The pro division of Revox, the Studer brand, has several models of decks (the A810 and A807) that run very hot internally, causing premature failure of capacitors. Considering that many of these decks were on 24/7 in studios and radio stations, they need a full recapping at this point. I recapped a Studer A80 24 track machine in 2020, and it took about 100 hours for the full service, and around 500 capacitors to make the deck reliable. Not a weekend job, to be sure!
Technics made a really nice series of decks, starting with the 1500 model. Even the earlier Technics decks, made under the Panasonic name (Panasonic is the parent company of Technics) were no slouches as to performance, and work well with great specs. The problem is, Technics used Panasonic capacitors throughout all of their decks (and turntables, and stereos, etc), and these caps (usually light purple, or dark blue in color) are known to leak. Worse yet, the electrolyte comes out of the bottom of the capacitors, seeps through their mounting hole, and then starts attacking the copper foil on the bottom side of the board. See below for the damaged PC board traces on a Technics 1500 series I recapped recently.

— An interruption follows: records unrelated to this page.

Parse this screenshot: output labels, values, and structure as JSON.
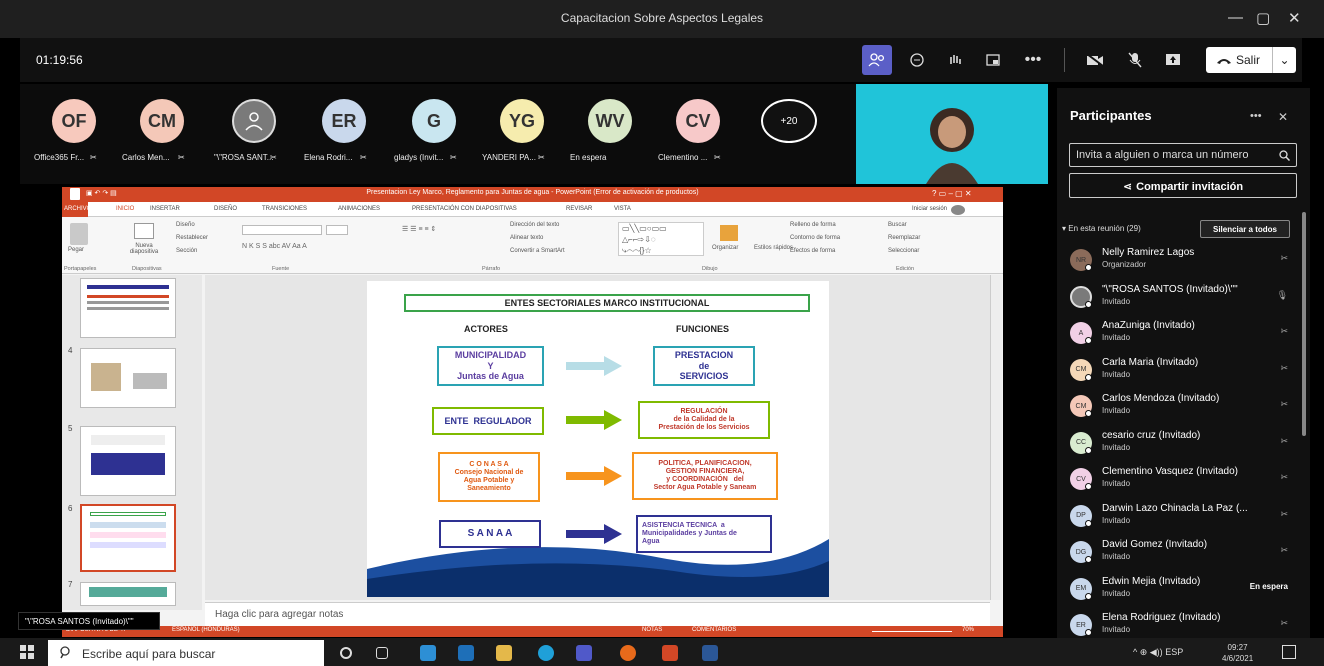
{
  "window": {
    "title": "Capacitacion Sobre Aspectos Legales",
    "min": "—",
    "max": "▢",
    "close": "✕"
  },
  "meeting": {
    "timer": "01:19:56",
    "leave_label": "Salir",
    "chevron": "⌄"
  },
  "participants_strip": [
    {
      "initials": "OF",
      "name": "Office365 Fr...",
      "color": "#f7c9bd"
    },
    {
      "initials": "CM",
      "name": "Carlos Men...",
      "color": "#f4c8b8"
    },
    {
      "initials": "",
      "name": "\"\\\"ROSA SANT...",
      "color": "#7a7a7a"
    },
    {
      "initials": "ER",
      "name": "Elena Rodri...",
      "color": "#c9d8ec"
    },
    {
      "initials": "G",
      "name": "gladys (Invit...",
      "color": "#c9e6f0"
    },
    {
      "initials": "YG",
      "name": "YANDERI PA...",
      "color": "#f6ecae"
    },
    {
      "initials": "WV",
      "name": "En espera",
      "color": "#d9e8c8"
    },
    {
      "initials": "CV",
      "name": "Clementino ...",
      "color": "#f7c9c9"
    }
  ],
  "more_count": "+20",
  "panel": {
    "title": "Participantes",
    "invite_placeholder": "Invita a alguien o marca un número",
    "share_label": "Compartir invitación",
    "in_meeting": "En esta reunión (29)",
    "mute_all": "Silenciar a todos",
    "list": [
      {
        "initials": "NR",
        "name": "Nelly Ramirez Lagos",
        "role": "Organizador",
        "status": "",
        "color": "#8b6b5a"
      },
      {
        "initials": "",
        "name": "\"\\\"ROSA SANTOS (Invitado)\\\"\"",
        "role": "Invitado",
        "status": "",
        "color": "#7a7a7a"
      },
      {
        "initials": "A",
        "name": "AnaZuniga (Invitado)",
        "role": "Invitado",
        "status": "",
        "color": "#f1d0e6"
      },
      {
        "initials": "CM",
        "name": "Carla Maria (Invitado)",
        "role": "Invitado",
        "status": "",
        "color": "#f4d8b8"
      },
      {
        "initials": "CM",
        "name": "Carlos Mendoza (Invitado)",
        "role": "Invitado",
        "status": "",
        "color": "#f4c8b8"
      },
      {
        "initials": "CC",
        "name": "cesario cruz (Invitado)",
        "role": "Invitado",
        "status": "",
        "color": "#d9ecd0"
      },
      {
        "initials": "CV",
        "name": "Clementino Vasquez (Invitado)",
        "role": "Invitado",
        "status": "",
        "color": "#f1d0e6"
      },
      {
        "initials": "DP",
        "name": "Darwin Lazo Chinacla La Paz (...",
        "role": "Invitado",
        "status": "",
        "color": "#c9d8ec"
      },
      {
        "initials": "DG",
        "name": "David Gomez (Invitado)",
        "role": "Invitado",
        "status": "",
        "color": "#c9d8ec"
      },
      {
        "initials": "EM",
        "name": "Edwin Mejia (Invitado)",
        "role": "Invitado",
        "status": "En espera",
        "color": "#c9d8ec"
      },
      {
        "initials": "ER",
        "name": "Elena Rodriguez (Invitado)",
        "role": "Invitado",
        "status": "",
        "color": "#c9d8ec"
      }
    ]
  },
  "ppt": {
    "title": "Presentacion Ley Marco, Reglamento para Juntas de agua - PowerPoint (Error de activación de productos)",
    "tabs": [
      "ARCHIVO",
      "INICIO",
      "INSERTAR",
      "DISEÑO",
      "TRANSICIONES",
      "ANIMACIONES",
      "PRESENTACIÓN CON DIAPOSITIVAS",
      "REVISAR",
      "VISTA"
    ],
    "signin": "Iniciar sesión",
    "groups": [
      "Portapapeles",
      "Diapositivas",
      "Fuente",
      "Párrafo",
      "Dibujo",
      "Edición"
    ],
    "ribbon_items": {
      "pegar": "Pegar",
      "nueva": "Nueva diapositiva",
      "diseno": "Diseño",
      "restablecer": "Restablecer",
      "seccion": "Sección",
      "buscar": "Buscar",
      "reemplazar": "Reemplazar",
      "seleccionar": "Seleccionar",
      "organizar": "Organizar",
      "estilos": "Estilos rápidos",
      "relleno": "Relleno de forma",
      "contorno": "Contorno de forma",
      "efectos": "Efectos de forma",
      "direccion": "Dirección del texto",
      "alinear": "Alinear texto",
      "smartart": "Convertir a SmartArt"
    },
    "thumb_numbers": [
      "4",
      "5",
      "6",
      "7"
    ],
    "notes": "Haga clic para agregar notas",
    "status": {
      "slide": "DIAPOSITIVA 6 DE 47",
      "lang": "ESPAÑOL (HONDURAS)",
      "notas": "NOTAS",
      "comentarios": "COMENTARIOS",
      "zoom": "70%"
    }
  },
  "slide": {
    "heading": "ENTES SECTORIALES MARCO INSTITUCIONAL",
    "col_actores": "ACTORES",
    "col_funciones": "FUNCIONES",
    "rows": [
      {
        "actor": "MUNICIPALIDAD\nY\nJuntas de Agua",
        "funcion": "PRESTACION\nde\nSERVICIOS",
        "arrow_color": "#b7dde6"
      },
      {
        "actor": "ENTE  REGULADOR",
        "funcion": "REGULACIÓN\nde la Calidad de la\nPrestación de los Servicios",
        "arrow_color": "#7fba00"
      },
      {
        "actor": "C O N A S A\nConsejo Nacional de\nAgua Potable y\nSaneamiento",
        "funcion": "POLITICA, PLANIFICACION,\nGESTION FINANCIERA,\ny COORDINACIÓN   del\nSector Agua Potable y Saneam",
        "arrow_color": "#f7941d"
      },
      {
        "actor": "S A N A A",
        "funcion": "ASISTENCIA TECNICA  a\nMunicipalidades y Juntas de\nAgua",
        "arrow_color": "#2e3192"
      }
    ]
  },
  "speaker_overlay": "\"\\\"ROSA SANTOS (Invitado)\\\"\"",
  "taskbar": {
    "search": "Escribe aquí para buscar",
    "lang": "ESP",
    "time": "09:27",
    "date": "4/6/2021"
  }
}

When that electrolyte mixes with the solder, it discolors, and becomes almost impossible to remove. The solution is to add a jumper wire from the damaged PC board trace over to the next intact solder pad. Then clean the PC board area with isopropyl alcohol to try and get rid of as much electrolyte as possible. It works, but It’s an ugly repair.
Interestingly enough, even with a bunch of leaking capacitors in the Technics 1500 series, the decks continue to work with all functions intact. ‘My deck is in great shape, it doesn’t need recapping’ is a comment I see posted online about the Technics 1500s. No, sorry, they are a time bomb waiting to happen, as the electrolyte eats away at the PC board.
As with Revoxes ,Tandberg used lots of Frako and Rifa capacitors in their electronics, and they all need a full recapping. The problem with Tandberg is, they usually have a number of other problems that are age related within the decks, so many are write-offs. Due to the lack of available parts for them (not many were sold compared to other brand names worldwide), not a lot come through my repair shop.
The Bottom Line
Replacing anywhere between 35 and 500 capacitors in a reel to reel deck is very time consuming and expensive. If you can afford the extra money to recap a deck, then by all means do it. I always give clients the option to do a recap if they so choose. If you want to keep your deck for 10+ years, then definitely do a recap. If a reel to reel is a part of your vintage stereo, and is cool to look at, and to play the occasional tape, it may not be worth it for you to recap the deck.
Recapping a deck is like rebuilding an engine in a vintage car. You can tune up a vintage car engine, and if the block and various components are in good shape, the engine will continue to run just fine. Just like a vintage car engine, a reel to reel does not necessarily require a full recapping, and as with a car, you can rebuild the engine, but if the transmission is shot, rebuilding the engine won’t fix your problem.
I keep a running tab on reel to reel decks that I see through here for servicing. If I see a recurring failure of any part in a make or model of deck, I will make note of it, and will update this document as I see regular failures happen.